■ **What is expected**: Each line in the data holding "siti" should be listed.

Items from an interface collection:
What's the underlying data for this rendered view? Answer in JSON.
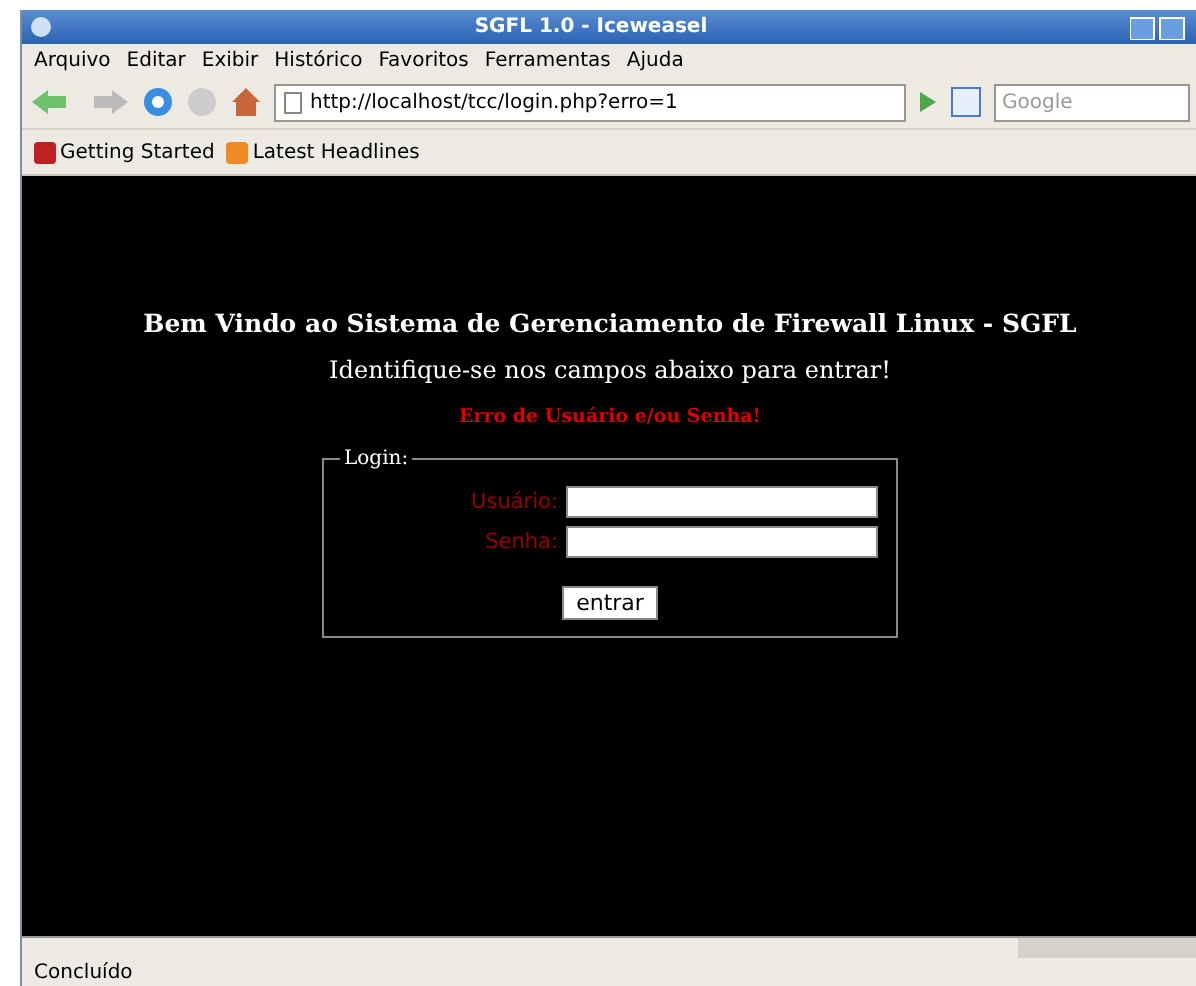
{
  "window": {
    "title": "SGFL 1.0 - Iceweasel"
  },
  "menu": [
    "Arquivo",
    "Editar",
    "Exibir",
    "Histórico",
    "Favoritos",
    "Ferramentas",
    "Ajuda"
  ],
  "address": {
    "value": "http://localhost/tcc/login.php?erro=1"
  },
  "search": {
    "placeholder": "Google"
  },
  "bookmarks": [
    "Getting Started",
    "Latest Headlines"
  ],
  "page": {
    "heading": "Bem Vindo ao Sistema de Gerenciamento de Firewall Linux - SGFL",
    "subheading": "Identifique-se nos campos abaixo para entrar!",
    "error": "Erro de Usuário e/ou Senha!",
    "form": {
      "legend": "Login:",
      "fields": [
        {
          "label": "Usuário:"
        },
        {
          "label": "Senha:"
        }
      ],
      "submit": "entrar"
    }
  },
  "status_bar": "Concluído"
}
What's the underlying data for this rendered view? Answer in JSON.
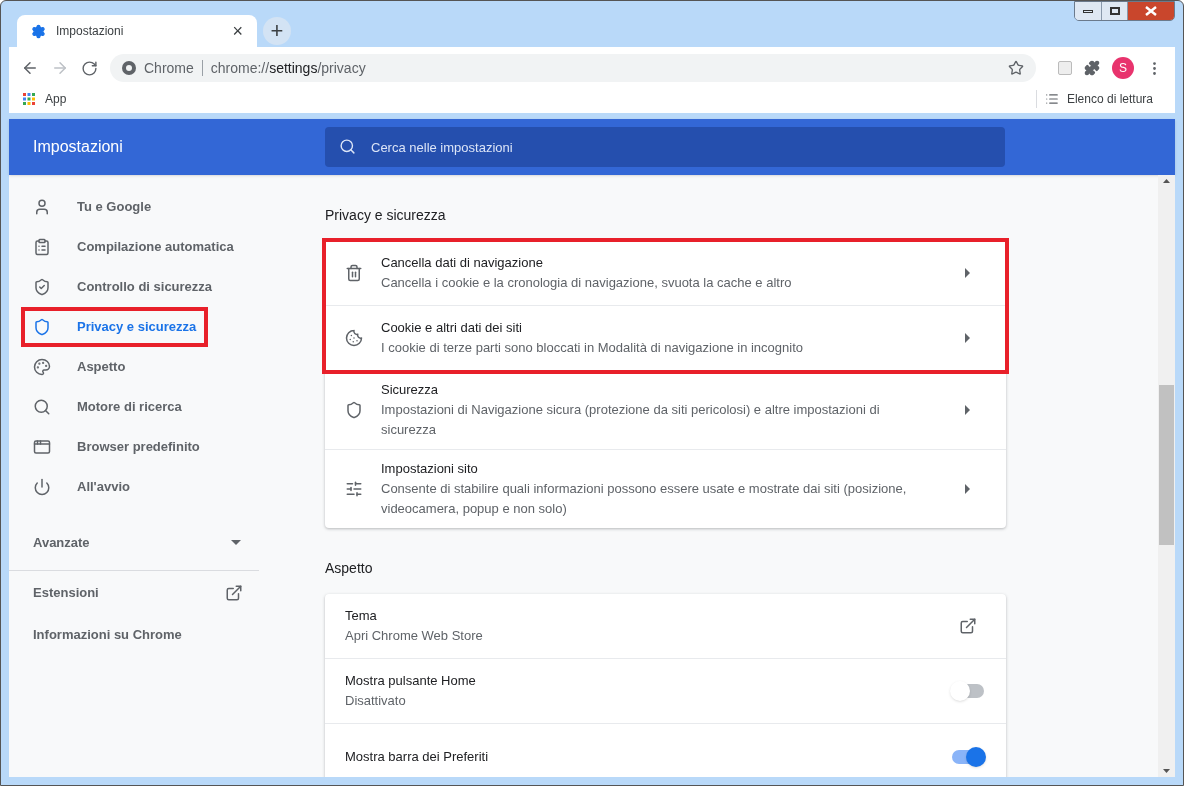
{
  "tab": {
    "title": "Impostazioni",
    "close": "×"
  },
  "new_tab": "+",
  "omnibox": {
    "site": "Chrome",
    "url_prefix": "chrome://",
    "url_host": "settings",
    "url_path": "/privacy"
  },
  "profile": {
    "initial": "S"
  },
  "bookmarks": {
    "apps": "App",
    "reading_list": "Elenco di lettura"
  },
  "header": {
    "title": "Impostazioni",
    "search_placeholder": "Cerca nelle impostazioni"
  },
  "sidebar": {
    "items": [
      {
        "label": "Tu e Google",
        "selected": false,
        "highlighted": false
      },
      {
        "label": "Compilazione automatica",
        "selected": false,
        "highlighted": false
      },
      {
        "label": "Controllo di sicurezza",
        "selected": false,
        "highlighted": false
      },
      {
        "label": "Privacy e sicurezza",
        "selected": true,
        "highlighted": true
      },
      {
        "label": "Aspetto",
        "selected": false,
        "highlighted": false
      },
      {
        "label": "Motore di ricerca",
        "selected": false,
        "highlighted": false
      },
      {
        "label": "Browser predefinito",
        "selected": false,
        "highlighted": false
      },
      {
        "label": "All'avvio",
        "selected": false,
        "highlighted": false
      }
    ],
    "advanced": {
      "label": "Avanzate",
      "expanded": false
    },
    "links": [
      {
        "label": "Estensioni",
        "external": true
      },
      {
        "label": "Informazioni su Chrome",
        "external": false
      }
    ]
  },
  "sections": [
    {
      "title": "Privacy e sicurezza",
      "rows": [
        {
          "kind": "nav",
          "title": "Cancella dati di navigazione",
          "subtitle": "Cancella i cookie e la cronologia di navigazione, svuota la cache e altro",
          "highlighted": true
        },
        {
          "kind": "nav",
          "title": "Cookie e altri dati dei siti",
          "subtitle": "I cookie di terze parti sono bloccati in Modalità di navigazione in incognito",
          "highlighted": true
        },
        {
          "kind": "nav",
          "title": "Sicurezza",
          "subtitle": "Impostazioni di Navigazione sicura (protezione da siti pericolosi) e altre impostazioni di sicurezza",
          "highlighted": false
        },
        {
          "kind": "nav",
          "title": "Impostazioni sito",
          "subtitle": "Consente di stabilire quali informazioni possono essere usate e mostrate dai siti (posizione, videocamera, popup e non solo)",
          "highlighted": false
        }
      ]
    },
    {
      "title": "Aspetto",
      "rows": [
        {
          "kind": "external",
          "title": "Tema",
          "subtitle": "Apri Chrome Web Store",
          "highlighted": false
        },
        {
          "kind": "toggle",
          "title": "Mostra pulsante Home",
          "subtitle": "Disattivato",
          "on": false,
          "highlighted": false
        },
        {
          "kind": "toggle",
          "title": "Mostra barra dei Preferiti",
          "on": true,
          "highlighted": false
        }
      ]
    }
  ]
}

■ **Response to this task**:
          "title": "Cookie e altri dati dei siti",
          "subtitle": "Impostazioni di Navigazione sicura (protezione da siti pericolosi) e altre impostazioni di sicurezza",
          "subtitle": "Consente di stabilire quali informazioni possono essere usate e mostrate dai siti (posizione, videocamera, popup e non solo)",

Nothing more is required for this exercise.